It is being called historic as of now. Whether it stays that way apparently is yet to be decided. What is certain is that the numbers currently being bandied about in connection with one billionaire's divorce are significant, and however things play out, the figures will remain in that category.
This matter isn't unfolding in Texas. Indeed, it isn't even happening in this country. Still, the $4.5 billion tag that is currently attached to it and some of the elements of the case offer a view of the kinds of issues that may accompany complex property division such as might be found in marriages involving people who have accumulated wealth in the oil industry.
This case deals with the divorce of Dmitry Rybolovlev. According to the Associated Press, the oligarch who made his fortune in potash fertilizer over the course of the couple's marriage has been told by a Swiss court that he must divide his wealth, estimated to be about $8.8 billion, with his ex-wife to settle their divorce.
Both sides are claiming victory, which is interesting in its own right. The issue upon which those declarations seem to hinge apparently has to do with a trust in which the majority of the Rybolovlev fortune is held.
Attorneys for the ex-wife say that the court's order, valued at more than $4.5 billion, means the judge found the trust to have been a dubious asset protection strategy used by Rybolovlev.

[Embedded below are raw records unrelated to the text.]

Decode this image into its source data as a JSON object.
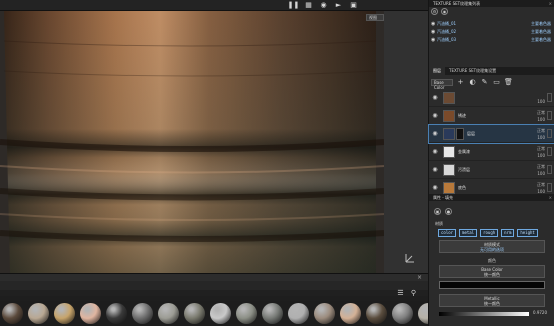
{
  "viewport": {
    "toolbar_icons": [
      "pause-icon",
      "grid-icon",
      "camera-icon",
      "render-icon",
      "snapshot-icon"
    ],
    "camera_select": "视图",
    "shelf_close": "×"
  },
  "spheres": [
    "#5b4a3c",
    "#b9a893",
    "#c7a46b",
    "#e0b5a0",
    "#3a3a3a",
    "#6e6e6e",
    "#9c9c94",
    "#7a7a6e",
    "#c9c9c9",
    "#8c8f86",
    "#777a76",
    "#b0b0b0",
    "#9b8b7d",
    "#d4b196",
    "#5a4d3e",
    "#808080",
    "#b6b2a8"
  ],
  "texture_sets": {
    "title": "TEXTURE SET纹理集列表",
    "items": [
      {
        "name": "汽油桶_01",
        "shader": "主要着色器"
      },
      {
        "name": "汽油桶_02",
        "shader": "主要着色器"
      },
      {
        "name": "汽油桶_03",
        "shader": "主要着色器"
      }
    ]
  },
  "layers_panel": {
    "tab_layers": "图层",
    "tab_settings": "TEXTURE SET纹理集设置",
    "channel": "Base Color",
    "layers": [
      {
        "name": "",
        "blend": "",
        "opacity": "100",
        "thumb": "#6b4a33"
      },
      {
        "name": "锈迹",
        "blend": "正常",
        "opacity": "100",
        "thumb": "#7a4a2a"
      },
      {
        "name": "层层",
        "blend": "正常",
        "opacity": "100",
        "thumb": "#2a3a5a",
        "selected": true
      },
      {
        "name": "金属漆",
        "blend": "正常",
        "opacity": "100",
        "thumb": "#e8e8e8"
      },
      {
        "name": "污渍层",
        "blend": "正常",
        "opacity": "100",
        "thumb": "#d8d8d8"
      },
      {
        "name": "底色",
        "blend": "正常",
        "opacity": "100",
        "thumb": "#b8793a"
      }
    ]
  },
  "properties": {
    "title": "属性 - 填充",
    "material_label": "材质",
    "chips": [
      "color",
      "metal",
      "rough",
      "nrm",
      "height"
    ],
    "blend_mode": "材质模式",
    "blend_mode_sub": "无可用的选项",
    "color_section": "颜色",
    "base_color_label": "Base Color",
    "base_color_sub": "统一颜色",
    "base_color_value": "#050505",
    "metallic_label": "Metallic",
    "metallic_sub": "统一颜色",
    "metallic_value": "0.9720"
  }
}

At the same time, a lawyer for the potash baron says the judgment confirms the trust's validity. Further, the lawyer suggests the timing of the trust's creation, coming as it did three years before divorce proceedings were initiated, should work toward the ex-husband's favor.
At the very least, Rybolovlev's attorney says that the court's decision is subject to two levels of possible appeal, and that she expects the settlement amount to be reduced in the end.
Source: The Big Story, "Russian oligarch faces $4.5 billion Swiss divorce," John Heilprin, May 19, 2014